By JONAS ALPASAN
MANILA – For Filipino teachers, the collected tax from their honoraria as election officers that they hope to be reimbursed is a far cry from the unpaid estate taxes of the Marcos family.
“There is nothing to fret about the proposed reimbursement of the P1.5 billion ($27 million) collected taxes from 700,000 poll workers who served during the last election. If at all, they should be thanked for their service, and this can help them make ends meet amid this crisis we are in,” said Vladimer Quetua, chairperson of the Alliance of Concerned Teachers.
Last week, Marcos Jr. said that the possible revenue loss from the proposed tax breaks for teachers who served as election officers are “too substantial an impact to be foregone.”
In the proposed measure unanimously passed by the Lower House last year, the bill will also seek to reimburse the 20-percent tax deducted from the honoraria of those who served as election officers during the last national poll.
Quetua pointed out that the country’s bigger loss is the still unpaid P203 billion ($3.652 billion) estate tax of the Marcoses.
The veto of the bill, said Quetua, “is a cause for celebration for tax evaders and the rich who are enjoying tax holidays.”
How about pay hike for teachers?
Meanwhile, Quetua said there is still no word from Marcos Jr. if there will be pay hikes for Filipino teachers under his term.
In May, then presidential candidate Marcos Jr. said he would push for higher pay for Filipino teachers should he win the elections, adding that they need the support as they are molding young students to be better citizens.

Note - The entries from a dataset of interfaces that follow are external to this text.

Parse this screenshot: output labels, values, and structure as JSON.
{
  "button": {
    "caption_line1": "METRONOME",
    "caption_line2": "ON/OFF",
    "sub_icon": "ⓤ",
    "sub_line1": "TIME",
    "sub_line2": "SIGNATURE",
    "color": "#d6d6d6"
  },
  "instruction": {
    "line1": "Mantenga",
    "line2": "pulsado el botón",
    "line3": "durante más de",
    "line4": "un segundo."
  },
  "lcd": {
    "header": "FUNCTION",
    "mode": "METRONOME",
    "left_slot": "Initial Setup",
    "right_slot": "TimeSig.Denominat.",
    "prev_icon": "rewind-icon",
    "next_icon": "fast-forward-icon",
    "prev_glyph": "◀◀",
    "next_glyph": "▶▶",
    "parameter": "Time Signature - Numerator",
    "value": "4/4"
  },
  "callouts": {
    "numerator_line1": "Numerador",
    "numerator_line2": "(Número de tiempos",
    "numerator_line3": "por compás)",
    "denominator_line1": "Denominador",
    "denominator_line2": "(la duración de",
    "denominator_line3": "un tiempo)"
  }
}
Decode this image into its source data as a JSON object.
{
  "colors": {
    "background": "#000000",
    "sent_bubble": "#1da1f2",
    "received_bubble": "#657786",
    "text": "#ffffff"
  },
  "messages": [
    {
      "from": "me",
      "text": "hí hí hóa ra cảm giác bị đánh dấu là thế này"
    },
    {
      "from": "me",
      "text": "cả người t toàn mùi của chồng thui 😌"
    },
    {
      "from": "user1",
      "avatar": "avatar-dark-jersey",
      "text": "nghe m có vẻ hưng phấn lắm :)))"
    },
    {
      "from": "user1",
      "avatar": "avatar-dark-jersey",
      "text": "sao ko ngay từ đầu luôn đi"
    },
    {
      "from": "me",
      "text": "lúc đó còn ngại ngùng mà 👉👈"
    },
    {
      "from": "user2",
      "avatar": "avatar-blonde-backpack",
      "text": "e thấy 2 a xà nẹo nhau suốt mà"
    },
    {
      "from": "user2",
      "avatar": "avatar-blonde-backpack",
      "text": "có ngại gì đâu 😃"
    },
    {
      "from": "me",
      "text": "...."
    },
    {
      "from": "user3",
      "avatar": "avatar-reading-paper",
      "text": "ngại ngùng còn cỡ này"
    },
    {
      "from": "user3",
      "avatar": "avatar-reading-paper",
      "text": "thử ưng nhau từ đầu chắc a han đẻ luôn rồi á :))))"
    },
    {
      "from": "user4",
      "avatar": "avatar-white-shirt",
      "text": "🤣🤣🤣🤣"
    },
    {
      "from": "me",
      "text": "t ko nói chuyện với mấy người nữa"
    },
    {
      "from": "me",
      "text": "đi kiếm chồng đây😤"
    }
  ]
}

But Quetua pointed out that this was not mentioned in Marcos Jr.’s first state of the nation address.